Iridium Communications unveiled a new short-burst data satellite transceiver to be embedded in devices integrated into remote asset-tracking and monitoring solutions during its annual partners conference yesterday in Phoenix.

Called the Iridium 9602, the new matchbox-sized transceiver is 69% smaller, 74% lighter and “considerably less expensive” than the Iridium 9601, the company’s first-generation short-burst data modem introduced five years ago that will be phased out in the future, according to a company press release. A product resulting from a two-year development program, the 9602 is scheduled to be commercially available in June, when company officials hope it will address some key marketplace desires, said Patrick Shay, Iridium’s vice president of data services.

“Because it was some older technology, [the 9601] had a higher parts count, a higher bill of material and some higher sale prices,” Shay said. “For the last 18 months, short-burst data has been the fast-growing part of the company, and we recognized, as we talked to our customers, that they really wanted a smaller product and a lower-cost product.”

In addition, the new transceiver also has built-in GPS input/output ports, simplifying more than 225 Iridium partners’ efforts to include location information in their applications by connecting their GPS receivers into the 9602.

“This is an industry first,” Shay said. “The Iridium and GPS frequencies are very close together. The customer benefit is to have one external antenna that’s a dual-mode Iridium antenna and a GPS antenna. … It reduces system cost and complexity by having the need for just one external antenna.”

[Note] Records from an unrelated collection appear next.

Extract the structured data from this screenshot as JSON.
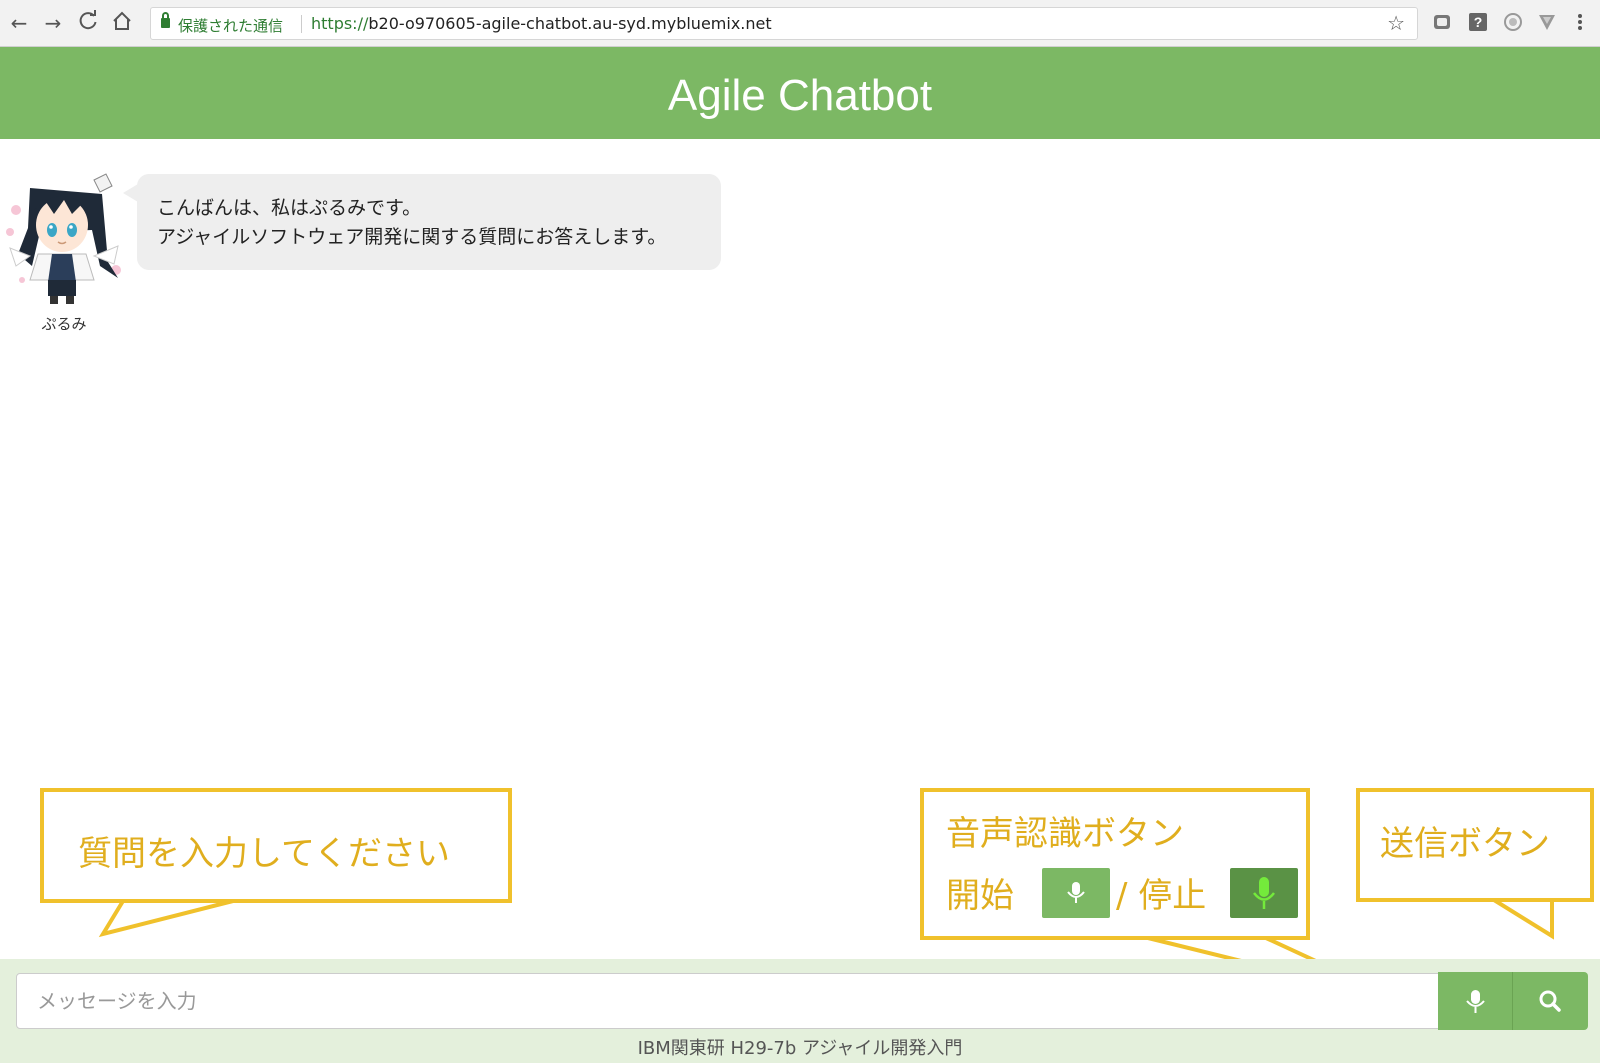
{
  "browser": {
    "secure_label": "保護された通信",
    "url_scheme": "https://",
    "url_rest": "b20-o970605-agile-chatbot.au-syd.mybluemix.net",
    "icons": [
      "back-icon",
      "forward-icon",
      "reload-icon",
      "home-icon",
      "star-icon",
      "extension-icon",
      "help-icon",
      "profile-icon",
      "vivaldi-icon",
      "menu-icon"
    ]
  },
  "header": {
    "title": "Agile Chatbot"
  },
  "chat": {
    "bot_name": "ぷるみ",
    "messages": [
      {
        "line1": "こんばんは、私はぷるみです。",
        "line2": "アジャイルソフトウェア開発に関する質問にお答えします。"
      }
    ]
  },
  "callouts": {
    "input_hint": "質問を入力してください",
    "voice_title": "音声認識ボタン",
    "voice_start": "開始",
    "voice_stop": "/ 停止",
    "send": "送信ボタン"
  },
  "composer": {
    "placeholder": "メッセージを入力"
  },
  "footer": {
    "text": "IBM関東研 H29-7b アジャイル開発入門"
  },
  "colors": {
    "brand": "#7cb864",
    "callout": "#f0c12c",
    "mic_active": "#74ea3b"
  }
}
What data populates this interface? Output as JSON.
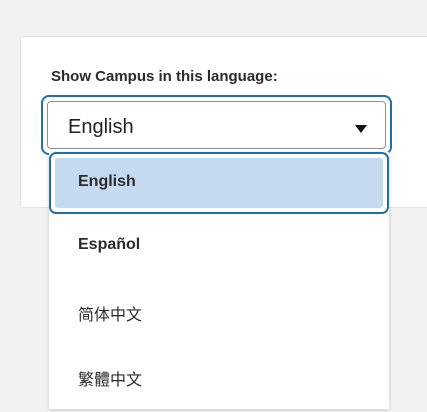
{
  "settings": {
    "language_label": "Show Campus in this language:",
    "language_select": {
      "value": "English",
      "caret_icon": "caret-down-icon"
    },
    "language_options": [
      {
        "label": "English",
        "selected": true
      },
      {
        "label": "Español",
        "selected": false
      },
      {
        "label": "简体中文",
        "selected": false
      },
      {
        "label": "繁體中文",
        "selected": false
      }
    ]
  },
  "colors": {
    "focus_ring": "#1f6fa8",
    "selected_highlight": "#c5daf0",
    "page_background": "#f2f2f2"
  }
}
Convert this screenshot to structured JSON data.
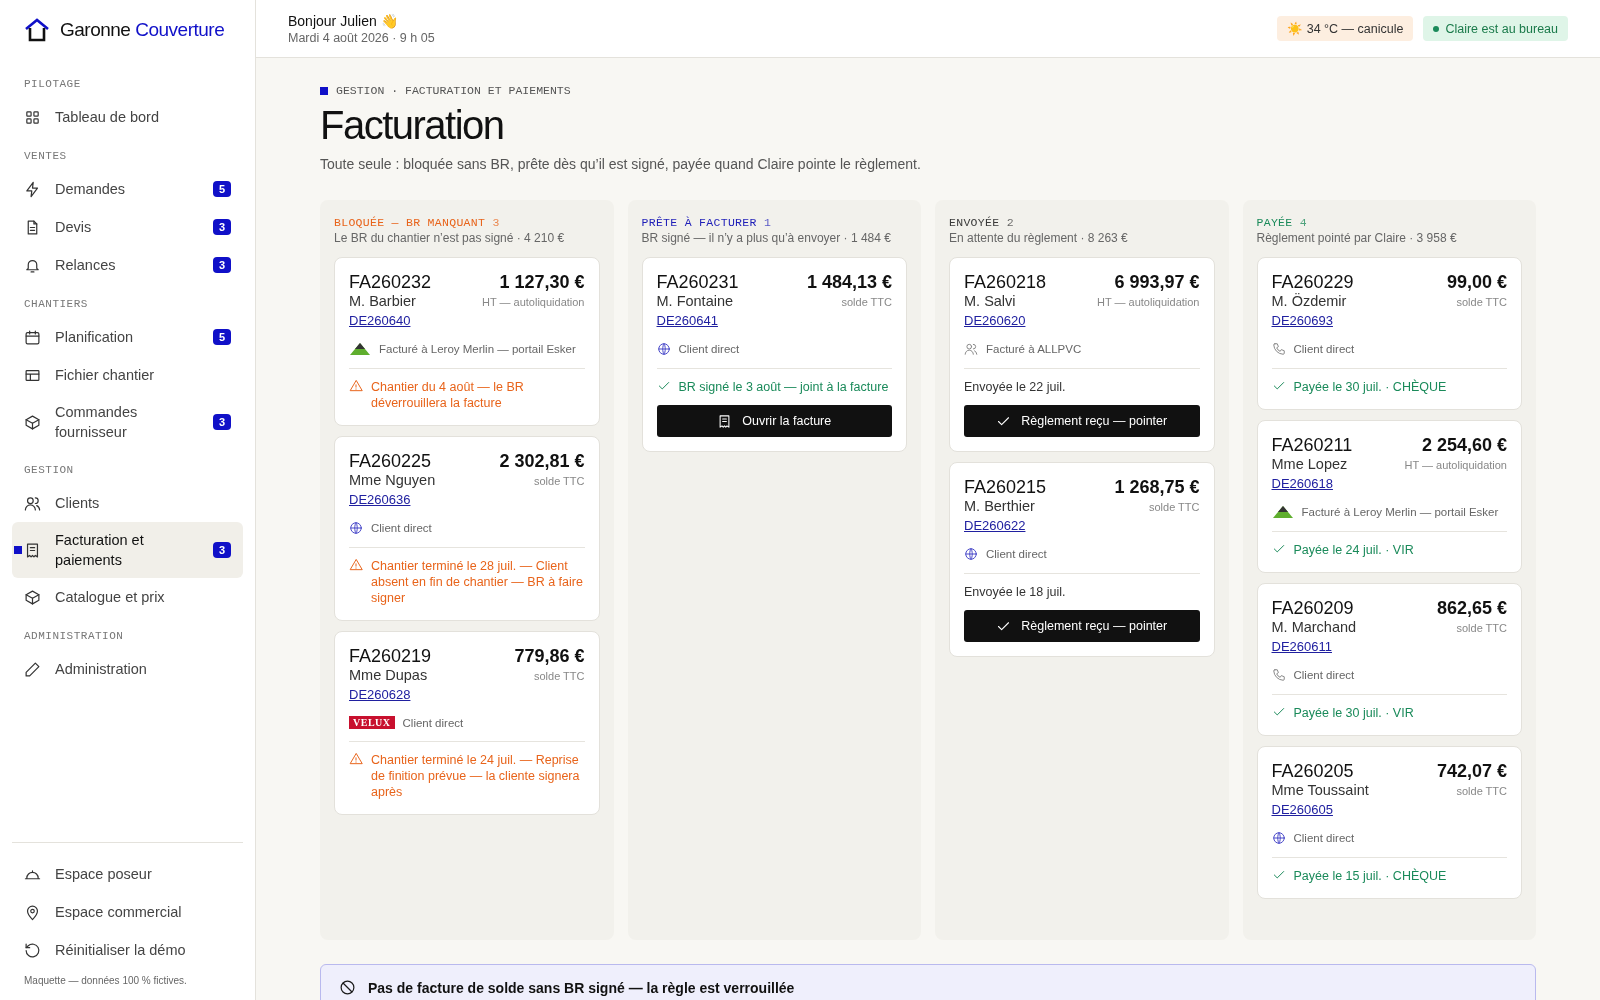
{
  "brand": {
    "name": "Garonne",
    "accent": "Couverture"
  },
  "sidebar": {
    "sections": [
      {
        "title": "PILOTAGE",
        "items": [
          {
            "kind": "grid",
            "label": "Tableau de bord",
            "selected": false
          }
        ]
      },
      {
        "title": "VENTES",
        "items": [
          {
            "kind": "bolt",
            "label": "Demandes",
            "badge": "5",
            "selected": false
          },
          {
            "kind": "file",
            "label": "Devis",
            "badge": "3",
            "selected": false
          },
          {
            "kind": "bell",
            "label": "Relances",
            "badge": "3",
            "selected": false
          }
        ]
      },
      {
        "title": "CHANTIERS",
        "items": [
          {
            "kind": "calendar",
            "label": "Planification",
            "badge": "5",
            "selected": false
          },
          {
            "kind": "table",
            "label": "Fichier chantier",
            "selected": false
          },
          {
            "kind": "box",
            "label": "Commandes fournisseur",
            "badge": "3",
            "selected": false
          }
        ]
      },
      {
        "title": "GESTION",
        "items": [
          {
            "kind": "users",
            "label": "Clients",
            "selected": false
          },
          {
            "kind": "receipt",
            "label": "Facturation et paiements",
            "badge": "3",
            "selected": true
          },
          {
            "kind": "box",
            "label": "Catalogue et prix",
            "selected": false
          }
        ]
      },
      {
        "title": "ADMINISTRATION",
        "items": [
          {
            "kind": "pencil",
            "label": "Administration",
            "selected": false
          }
        ]
      }
    ],
    "footer_items": [
      {
        "kind": "helmet",
        "label": "Espace poseur"
      },
      {
        "kind": "pin",
        "label": "Espace commercial"
      },
      {
        "kind": "reset",
        "label": "Réinitialiser la démo"
      }
    ],
    "note": "Maquette — données 100 % fictives."
  },
  "header": {
    "greeting": "Bonjour Julien 👋",
    "date": "Mardi 4 août 2026 · 9 h 05",
    "weather": "☀️ 34 °C — canicule",
    "presence": "Claire est au bureau"
  },
  "page": {
    "breadcrumb": "GESTION · FACTURATION ET PAIEMENTS",
    "title": "Facturation",
    "subtitle": "Toute seule : bloquée sans BR, prête dès qu’il est signé, payée quand Claire pointe le règlement."
  },
  "columns": [
    {
      "title": "BLOQUÉE — BR MANQUANT",
      "count": "3",
      "color": "#e8641b",
      "summary": "Le BR du chantier n’est pas signé · 4 210 €",
      "cards": [
        {
          "id": "FA260232",
          "client": "M. Barbier",
          "quote": "DE260640",
          "amount": "1 127,30 €",
          "amount_note": "HT — autoliquidation",
          "channel": {
            "kind": "leroy",
            "label": "Facturé à Leroy Merlin — portail Esker"
          },
          "status": {
            "kind": "warning",
            "text": "Chantier du 4 août — le BR déverrouillera la facture"
          }
        },
        {
          "id": "FA260225",
          "client": "Mme Nguyen",
          "quote": "DE260636",
          "amount": "2 302,81 €",
          "amount_note": "solde TTC",
          "channel": {
            "kind": "globe",
            "label": "Client direct"
          },
          "status": {
            "kind": "warning",
            "text": "Chantier terminé le 28 juil. — Client absent en fin de chantier — BR à faire signer"
          }
        },
        {
          "id": "FA260219",
          "client": "Mme Dupas",
          "quote": "DE260628",
          "amount": "779,86 €",
          "amount_note": "solde TTC",
          "channel": {
            "kind": "velux",
            "logo": "VELUX",
            "label": "Client direct"
          },
          "status": {
            "kind": "warning",
            "text": "Chantier terminé le 24 juil. — Reprise de finition prévue — la cliente signera après"
          }
        }
      ]
    },
    {
      "title": "PRÊTE À FACTURER",
      "count": "1",
      "color": "#1f1fb8",
      "summary": "BR signé — il n’y a plus qu’à envoyer · 1 484 €",
      "cards": [
        {
          "id": "FA260231",
          "client": "M. Fontaine",
          "quote": "DE260641",
          "amount": "1 484,13 €",
          "amount_note": "solde TTC",
          "channel": {
            "kind": "globe",
            "label": "Client direct"
          },
          "status": {
            "kind": "ok",
            "text": "BR signé le 3 août — joint à la facture"
          },
          "action": {
            "kind": "open",
            "label": "Ouvrir la facture"
          }
        }
      ]
    },
    {
      "title": "ENVOYÉE",
      "count": "2",
      "color": "#3a3a3a",
      "summary": "En attente du règlement · 8 263 €",
      "cards": [
        {
          "id": "FA260218",
          "client": "M. Salvi",
          "quote": "DE260620",
          "amount": "6 993,97 €",
          "amount_note": "HT — autoliquidation",
          "channel": {
            "kind": "users",
            "label": "Facturé à ALLPVC"
          },
          "status": {
            "kind": "info",
            "text": "Envoyée le 22 juil."
          },
          "action": {
            "kind": "confirm",
            "label": "Règlement reçu — pointer"
          }
        },
        {
          "id": "FA260215",
          "client": "M. Berthier",
          "quote": "DE260622",
          "amount": "1 268,75 €",
          "amount_note": "solde TTC",
          "channel": {
            "kind": "globe",
            "label": "Client direct"
          },
          "status": {
            "kind": "info",
            "text": "Envoyée le 18 juil."
          },
          "action": {
            "kind": "confirm",
            "label": "Règlement reçu — pointer"
          }
        }
      ]
    },
    {
      "title": "PAYÉE",
      "count": "4",
      "color": "#1a8a5a",
      "summary": "Règlement pointé par Claire · 3 958 €",
      "cards": [
        {
          "id": "FA260229",
          "client": "M. Özdemir",
          "quote": "DE260693",
          "amount": "99,00 €",
          "amount_note": "solde TTC",
          "channel": {
            "kind": "phone",
            "label": "Client direct"
          },
          "status": {
            "kind": "ok",
            "text": "Payée le 30 juil. · CHÈQUE"
          }
        },
        {
          "id": "FA260211",
          "client": "Mme Lopez",
          "quote": "DE260618",
          "amount": "2 254,60 €",
          "amount_note": "HT — autoliquidation",
          "channel": {
            "kind": "leroy",
            "label": "Facturé à Leroy Merlin — portail Esker"
          },
          "status": {
            "kind": "ok",
            "text": "Payée le 24 juil. · VIR"
          }
        },
        {
          "id": "FA260209",
          "client": "M. Marchand",
          "quote": "DE260611",
          "amount": "862,65 €",
          "amount_note": "solde TTC",
          "channel": {
            "kind": "phone",
            "label": "Client direct"
          },
          "status": {
            "kind": "ok",
            "text": "Payée le 30 juil. · VIR"
          }
        },
        {
          "id": "FA260205",
          "client": "Mme Toussaint",
          "quote": "DE260605",
          "amount": "742,07 €",
          "amount_note": "solde TTC",
          "channel": {
            "kind": "globe",
            "label": "Client direct"
          },
          "status": {
            "kind": "ok",
            "text": "Payée le 15 juil. · CHÈQUE"
          }
        }
      ]
    }
  ],
  "rule_banner": {
    "title": "Pas de facture de solde sans BR signé — la règle est verrouillée"
  }
}
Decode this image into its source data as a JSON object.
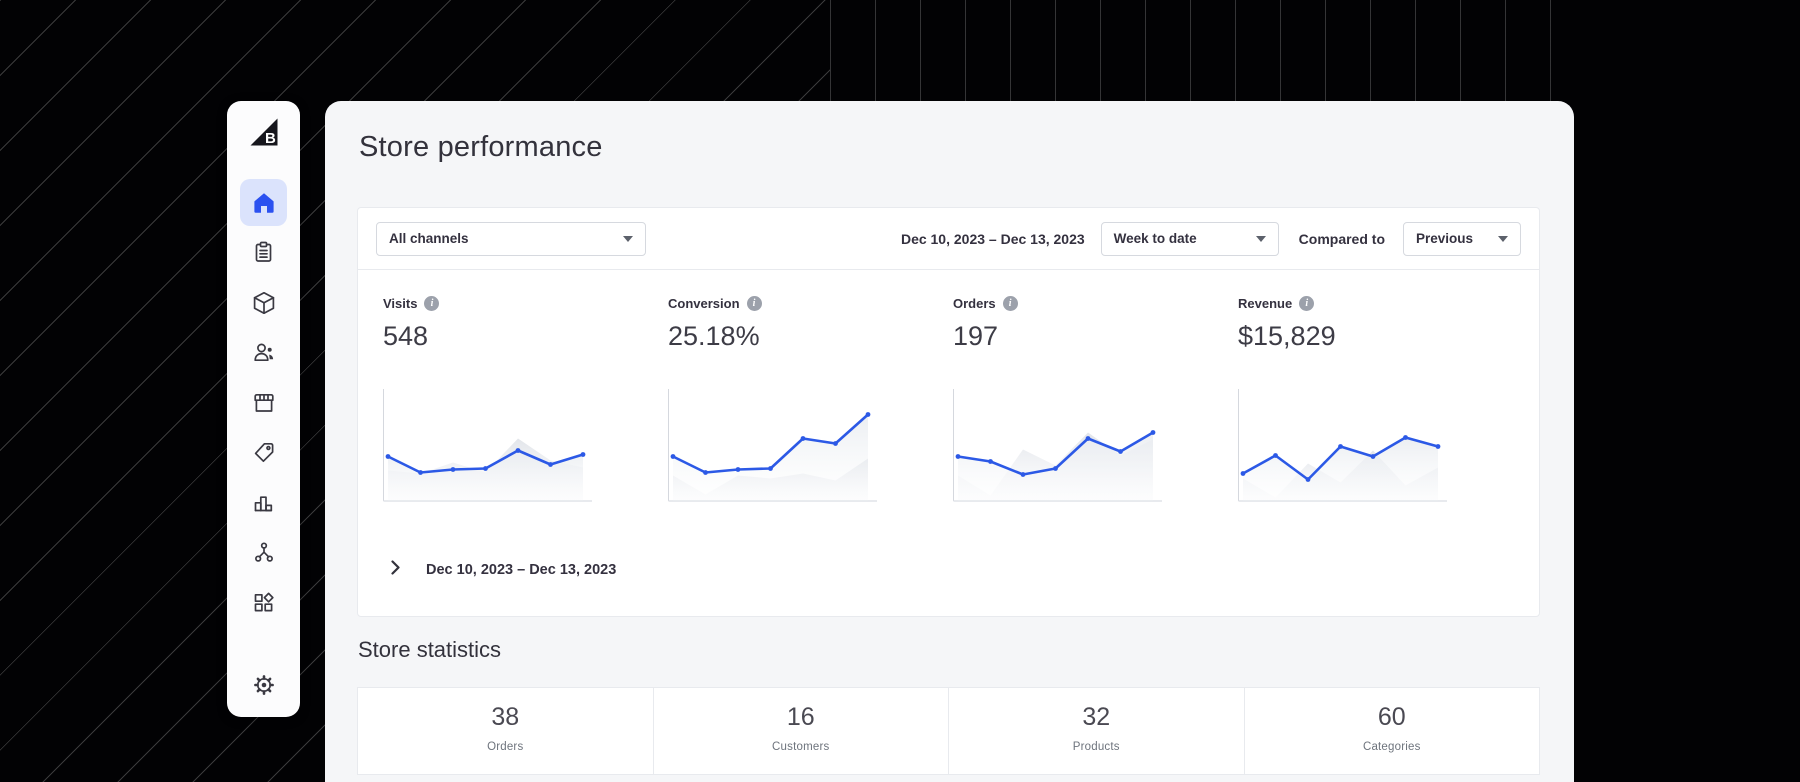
{
  "colors": {
    "accent_blue": "#2b51f0",
    "chart_line_blue": "#2c59e6",
    "active_nav_bg": "#dbe3fc",
    "panel_bg": "#f5f6f8",
    "card_border": "#e8eaee"
  },
  "sidebar": {
    "logo": "bigcommerce-logo",
    "items": [
      {
        "id": "home",
        "icon": "home-icon",
        "active": true
      },
      {
        "id": "orders",
        "icon": "clipboard-icon",
        "active": false
      },
      {
        "id": "products",
        "icon": "cube-icon",
        "active": false
      },
      {
        "id": "customers",
        "icon": "customers-icon",
        "active": false
      },
      {
        "id": "storefront",
        "icon": "storefront-icon",
        "active": false
      },
      {
        "id": "marketing",
        "icon": "tag-icon",
        "active": false
      },
      {
        "id": "analytics",
        "icon": "bar-chart-icon",
        "active": false
      },
      {
        "id": "channels",
        "icon": "share-nodes-icon",
        "active": false
      },
      {
        "id": "apps",
        "icon": "apps-grid-icon",
        "active": false
      },
      {
        "id": "settings",
        "icon": "gear-icon",
        "active": false
      }
    ]
  },
  "header": {
    "title": "Store performance"
  },
  "filters": {
    "channel_select": {
      "value": "All channels"
    },
    "date_range": "Dec 10, 2023 – Dec 13, 2023",
    "period_select": {
      "value": "Week to date"
    },
    "compared_to_label": "Compared to",
    "compare_select": {
      "value": "Previous"
    }
  },
  "metrics": [
    {
      "label": "Visits",
      "value": "548",
      "chart": {
        "current": [
          44,
          28,
          31,
          32,
          50,
          36,
          46
        ],
        "previous": [
          30,
          27,
          38,
          28,
          62,
          40,
          33
        ]
      }
    },
    {
      "label": "Conversion",
      "value": "25.18%",
      "chart": {
        "current": [
          44,
          28,
          31,
          32,
          62,
          57,
          86
        ],
        "previous": [
          25,
          6,
          25,
          22,
          27,
          20,
          42
        ]
      }
    },
    {
      "label": "Orders",
      "value": "197",
      "chart": {
        "current": [
          44,
          39,
          26,
          32,
          62,
          49,
          68
        ],
        "previous": [
          25,
          5,
          51,
          35,
          68,
          45,
          61
        ]
      }
    },
    {
      "label": "Revenue",
      "value": "$15,829",
      "chart": {
        "current": [
          27,
          45,
          21,
          54,
          44,
          63,
          54
        ],
        "previous": [
          22,
          3,
          37,
          18,
          50,
          15,
          33
        ]
      }
    }
  ],
  "expander": {
    "label": "Dec 10, 2023 – Dec 13, 2023"
  },
  "statistics": {
    "title": "Store statistics",
    "items": [
      {
        "value": "38",
        "label": "Orders"
      },
      {
        "value": "16",
        "label": "Customers"
      },
      {
        "value": "32",
        "label": "Products"
      },
      {
        "value": "60",
        "label": "Categories"
      }
    ]
  },
  "chart_data": [
    {
      "type": "line",
      "name": "Visits sparkline",
      "y_normalized_0_100": true,
      "series": [
        {
          "name": "current period",
          "color": "#2c59e6",
          "values": [
            44,
            28,
            31,
            32,
            50,
            36,
            46
          ]
        },
        {
          "name": "previous period (area)",
          "color": "#e4e7ec",
          "values": [
            30,
            27,
            38,
            28,
            62,
            40,
            33
          ]
        }
      ]
    },
    {
      "type": "line",
      "name": "Conversion sparkline",
      "y_normalized_0_100": true,
      "series": [
        {
          "name": "current period",
          "color": "#2c59e6",
          "values": [
            44,
            28,
            31,
            32,
            62,
            57,
            86
          ]
        },
        {
          "name": "previous period (area)",
          "color": "#e4e7ec",
          "values": [
            25,
            6,
            25,
            22,
            27,
            20,
            42
          ]
        }
      ]
    },
    {
      "type": "line",
      "name": "Orders sparkline",
      "y_normalized_0_100": true,
      "series": [
        {
          "name": "current period",
          "color": "#2c59e6",
          "values": [
            44,
            39,
            26,
            32,
            62,
            49,
            68
          ]
        },
        {
          "name": "previous period (area)",
          "color": "#e4e7ec",
          "values": [
            25,
            5,
            51,
            35,
            68,
            45,
            61
          ]
        }
      ]
    },
    {
      "type": "line",
      "name": "Revenue sparkline",
      "y_normalized_0_100": true,
      "series": [
        {
          "name": "current period",
          "color": "#2c59e6",
          "values": [
            27,
            45,
            21,
            54,
            44,
            63,
            54
          ]
        },
        {
          "name": "previous period (area)",
          "color": "#e4e7ec",
          "values": [
            22,
            3,
            37,
            18,
            50,
            15,
            33
          ]
        }
      ]
    }
  ]
}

Potential applications for the 9602 are varied and can be used in several different markets, including container tracking by trucking/shipping companies and remote sensor monitoring flow controls in pipelines, Shay said.